***** TASK INPUTS *****
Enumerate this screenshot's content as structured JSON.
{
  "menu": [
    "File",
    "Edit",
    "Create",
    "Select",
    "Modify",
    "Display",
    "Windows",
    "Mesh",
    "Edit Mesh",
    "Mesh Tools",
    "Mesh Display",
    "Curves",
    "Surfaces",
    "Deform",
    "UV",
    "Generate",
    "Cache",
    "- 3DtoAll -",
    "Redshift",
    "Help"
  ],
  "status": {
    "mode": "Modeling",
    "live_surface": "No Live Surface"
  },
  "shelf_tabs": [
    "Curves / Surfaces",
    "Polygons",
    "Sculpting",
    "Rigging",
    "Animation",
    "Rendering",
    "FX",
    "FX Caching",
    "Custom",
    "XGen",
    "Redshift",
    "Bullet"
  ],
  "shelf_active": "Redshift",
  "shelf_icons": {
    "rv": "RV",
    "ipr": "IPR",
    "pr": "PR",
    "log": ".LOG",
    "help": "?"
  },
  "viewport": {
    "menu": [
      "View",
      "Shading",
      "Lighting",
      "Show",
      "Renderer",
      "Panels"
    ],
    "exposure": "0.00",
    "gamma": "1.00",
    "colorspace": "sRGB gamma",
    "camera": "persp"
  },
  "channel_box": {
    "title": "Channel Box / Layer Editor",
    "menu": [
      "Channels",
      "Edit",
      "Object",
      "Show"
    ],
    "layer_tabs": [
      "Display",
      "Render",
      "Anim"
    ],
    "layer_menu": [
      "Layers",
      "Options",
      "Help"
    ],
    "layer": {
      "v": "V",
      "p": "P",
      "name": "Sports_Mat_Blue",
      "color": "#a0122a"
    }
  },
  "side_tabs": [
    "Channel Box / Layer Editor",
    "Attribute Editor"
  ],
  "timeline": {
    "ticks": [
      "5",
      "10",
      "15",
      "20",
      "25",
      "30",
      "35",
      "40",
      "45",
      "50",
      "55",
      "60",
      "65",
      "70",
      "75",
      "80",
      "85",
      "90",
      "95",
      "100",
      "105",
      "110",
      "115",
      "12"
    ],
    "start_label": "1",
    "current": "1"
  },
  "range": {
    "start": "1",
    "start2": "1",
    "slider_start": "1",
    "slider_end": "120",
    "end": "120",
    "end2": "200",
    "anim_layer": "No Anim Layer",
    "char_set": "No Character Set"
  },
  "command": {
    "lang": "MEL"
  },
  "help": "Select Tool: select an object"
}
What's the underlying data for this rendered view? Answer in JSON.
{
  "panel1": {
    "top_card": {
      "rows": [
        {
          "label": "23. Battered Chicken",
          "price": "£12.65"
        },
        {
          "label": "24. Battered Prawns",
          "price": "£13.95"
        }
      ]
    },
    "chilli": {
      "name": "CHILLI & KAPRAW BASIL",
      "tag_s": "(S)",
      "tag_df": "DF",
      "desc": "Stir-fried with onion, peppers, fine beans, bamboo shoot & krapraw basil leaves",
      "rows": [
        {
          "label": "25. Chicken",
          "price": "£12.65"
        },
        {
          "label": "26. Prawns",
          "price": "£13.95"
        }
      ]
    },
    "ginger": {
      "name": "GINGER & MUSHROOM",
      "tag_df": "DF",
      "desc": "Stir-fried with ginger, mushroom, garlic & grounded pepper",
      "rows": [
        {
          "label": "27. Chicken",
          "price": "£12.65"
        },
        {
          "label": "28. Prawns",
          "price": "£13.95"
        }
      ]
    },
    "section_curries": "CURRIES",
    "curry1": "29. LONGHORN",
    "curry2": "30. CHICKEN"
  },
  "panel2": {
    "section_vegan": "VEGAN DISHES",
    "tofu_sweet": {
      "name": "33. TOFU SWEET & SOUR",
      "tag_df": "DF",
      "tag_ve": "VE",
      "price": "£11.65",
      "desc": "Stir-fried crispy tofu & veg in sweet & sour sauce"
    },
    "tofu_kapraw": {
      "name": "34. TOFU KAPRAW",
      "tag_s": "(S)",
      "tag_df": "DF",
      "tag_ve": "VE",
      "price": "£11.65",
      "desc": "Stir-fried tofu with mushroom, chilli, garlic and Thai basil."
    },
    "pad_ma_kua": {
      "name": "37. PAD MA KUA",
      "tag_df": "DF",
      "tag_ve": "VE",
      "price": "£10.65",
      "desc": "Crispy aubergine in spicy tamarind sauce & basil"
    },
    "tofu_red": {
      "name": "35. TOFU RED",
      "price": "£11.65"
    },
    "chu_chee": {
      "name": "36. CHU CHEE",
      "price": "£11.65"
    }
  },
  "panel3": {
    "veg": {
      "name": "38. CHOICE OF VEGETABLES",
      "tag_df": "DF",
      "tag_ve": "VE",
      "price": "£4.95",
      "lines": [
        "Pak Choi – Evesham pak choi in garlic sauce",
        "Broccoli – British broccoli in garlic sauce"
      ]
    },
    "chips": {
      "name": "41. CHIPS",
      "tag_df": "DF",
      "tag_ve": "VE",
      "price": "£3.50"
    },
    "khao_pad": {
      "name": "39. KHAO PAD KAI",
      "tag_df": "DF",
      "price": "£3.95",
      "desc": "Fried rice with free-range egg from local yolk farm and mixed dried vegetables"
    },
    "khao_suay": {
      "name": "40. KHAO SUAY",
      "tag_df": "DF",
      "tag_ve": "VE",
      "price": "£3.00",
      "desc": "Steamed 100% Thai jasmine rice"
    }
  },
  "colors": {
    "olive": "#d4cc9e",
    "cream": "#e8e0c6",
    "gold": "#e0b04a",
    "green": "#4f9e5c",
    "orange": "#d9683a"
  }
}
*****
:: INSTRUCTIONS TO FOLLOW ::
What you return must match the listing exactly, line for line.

:: RESULT OF THIS EXERCISE ::
Enumerate this screenshot's content as structured JSON.
{
  "menu": [
    "File",
    "Edit",
    "Create",
    "Select",
    "Modify",
    "Display",
    "Windows",
    "Mesh",
    "Edit Mesh",
    "Mesh Tools",
    "Mesh Display",
    "Curves",
    "Surfaces",
    "Deform",
    "UV",
    "Generate",
    "Cache",
    "- 3DtoAll -",
    "Redshift",
    "Help"
  ],
  "status": {
    "mode": "Modeling",
    "live_surface": "No Live Surface"
  },
  "shelf_tabs": [
    "Curves / Surfaces",
    "Polygons",
    "Sculpting",
    "Rigging",
    "Animation",
    "Rendering",
    "FX",
    "FX Caching",
    "Custom",
    "XGen",
    "Redshift",
    "Bullet"
  ],
  "shelf_active": "Redshift",
  "shelf_icons": {
    "rv": "RV",
    "ipr": "IPR",
    "pr": "PR",
    "log": ".LOG",
    "help": "?"
  },
  "viewport": {
    "menu": [
      "View",
      "Shading",
      "Lighting",
      "Show",
      "Renderer",
      "Panels"
    ],
    "exposure": "0.00",
    "gamma": "1.00",
    "colorspace": "sRGB gamma",
    "camera": "persp"
  },
  "channel_box": {
    "title": "Channel Box / Layer Editor",
    "menu": [
      "Channels",
      "Edit",
      "Object",
      "Show"
    ],
    "layer_tabs": [
      "Display",
      "Render",
      "Anim"
    ],
    "layer_menu": [
      "Layers",
      "Options",
      "Help"
    ],
    "layer": {
      "v": "V",
      "p": "P",
      "name": "Sports_Mat_Blue",
      "color": "#a0122a"
    }
  },
  "side_tabs": [
    "Channel Box / Layer Editor",
    "Attribute Editor"
  ],
  "timeline": {
    "ticks": [
      "5",
      "10",
      "15",
      "20",
      "25",
      "30",
      "35",
      "40",
      "45",
      "50",
      "55",
      "60",
      "65",
      "70",
      "75",
      "80",
      "85",
      "90",
      "95",
      "100",
      "105",
      "110",
      "115",
      "12"
    ],
    "start_label": "1",
    "current": "1"
  },
  "range": {
    "start": "1",
    "start2": "1",
    "slider_start": "1",
    "slider_end": "120",
    "end": "120",
    "end2": "200",
    "anim_layer": "No Anim Layer",
    "char_set": "No Character Set"
  },
  "command": {
    "lang": "MEL"
  },
  "help": "Select Tool: select an object"
}
What's the underlying data for this rendered view? Answer in JSON.
{
  "panel1": {
    "top_card": {
      "rows": [
        {
          "label": "23. Battered Chicken",
          "price": "£12.65"
        },
        {
          "label": "24. Battered Prawns",
          "price": "£13.95"
        }
      ]
    },
    "chilli": {
      "name": "CHILLI & KAPRAW BASIL",
      "tag_s": "(S)",
      "tag_df": "DF",
      "desc": "Stir-fried with onion, peppers, fine beans, bamboo shoot & krapraw basil leaves",
      "rows": [
        {
          "label": "25. Chicken",
          "price": "£12.65"
        },
        {
          "label": "26. Prawns",
          "price": "£13.95"
        }
      ]
    },
    "ginger": {
      "name": "GINGER & MUSHROOM",
      "tag_df": "DF",
      "desc": "Stir-fried with ginger, mushroom, garlic & grounded pepper",
      "rows": [
        {
          "label": "27. Chicken",
          "price": "£12.65"
        },
        {
          "label": "28. Prawns",
          "price": "£13.95"
        }
      ]
    },
    "section_curries": "CURRIES",
    "curry1": "29. LONGHORN",
    "curry2": "30. CHICKEN"
  },
  "panel2": {
    "section_vegan": "VEGAN DISHES",
    "tofu_sweet": {
      "name": "33. TOFU SWEET & SOUR",
      "tag_df": "DF",
      "tag_ve": "VE",
      "price": "£11.65",
      "desc": "Stir-fried crispy tofu & veg in sweet & sour sauce"
    },
    "tofu_kapraw": {
      "name": "34. TOFU KAPRAW",
      "tag_s": "(S)",
      "tag_df": "DF",
      "tag_ve": "VE",
      "price": "£11.65",
      "desc": "Stir-fried tofu with mushroom, chilli, garlic and Thai basil."
    },
    "pad_ma_kua": {
      "name": "37. PAD MA KUA",
      "tag_df": "DF",
      "tag_ve": "VE",
      "price": "£10.65",
      "desc": "Crispy aubergine in spicy tamarind sauce & basil"
    },
    "tofu_red": {
      "name": "35. TOFU RED",
      "price": "£11.65"
    },
    "chu_chee": {
      "name": "36. CHU CHEE",
      "price": "£11.65"
    }
  },
  "panel3": {
    "veg": {
      "name": "38. CHOICE OF VEGETABLES",
      "tag_df": "DF",
      "tag_ve": "VE",
      "price": "£4.95",
      "lines": [
        "Pak Choi – Evesham pak choi in garlic sauce",
        "Broccoli – British broccoli in garlic sauce"
      ]
    },
    "chips": {
      "name": "41. CHIPS",
      "tag_df": "DF",
      "tag_ve": "VE",
      "price": "£3.50"
    },
    "khao_pad": {
      "name": "39. KHAO PAD KAI",
      "tag_df": "DF",
      "price": "£3.95",
      "desc": "Fried rice with free-range egg from local yolk farm and mixed dried vegetables"
    },
    "khao_suay": {
      "name": "40. KHAO SUAY",
      "tag_df": "DF",
      "tag_ve": "VE",
      "price": "£3.00",
      "desc": "Steamed 100% Thai jasmine rice"
    }
  },
  "colors": {
    "olive": "#d4cc9e",
    "cream": "#e8e0c6",
    "gold": "#e0b04a",
    "green": "#4f9e5c",
    "orange": "#d9683a"
  }
}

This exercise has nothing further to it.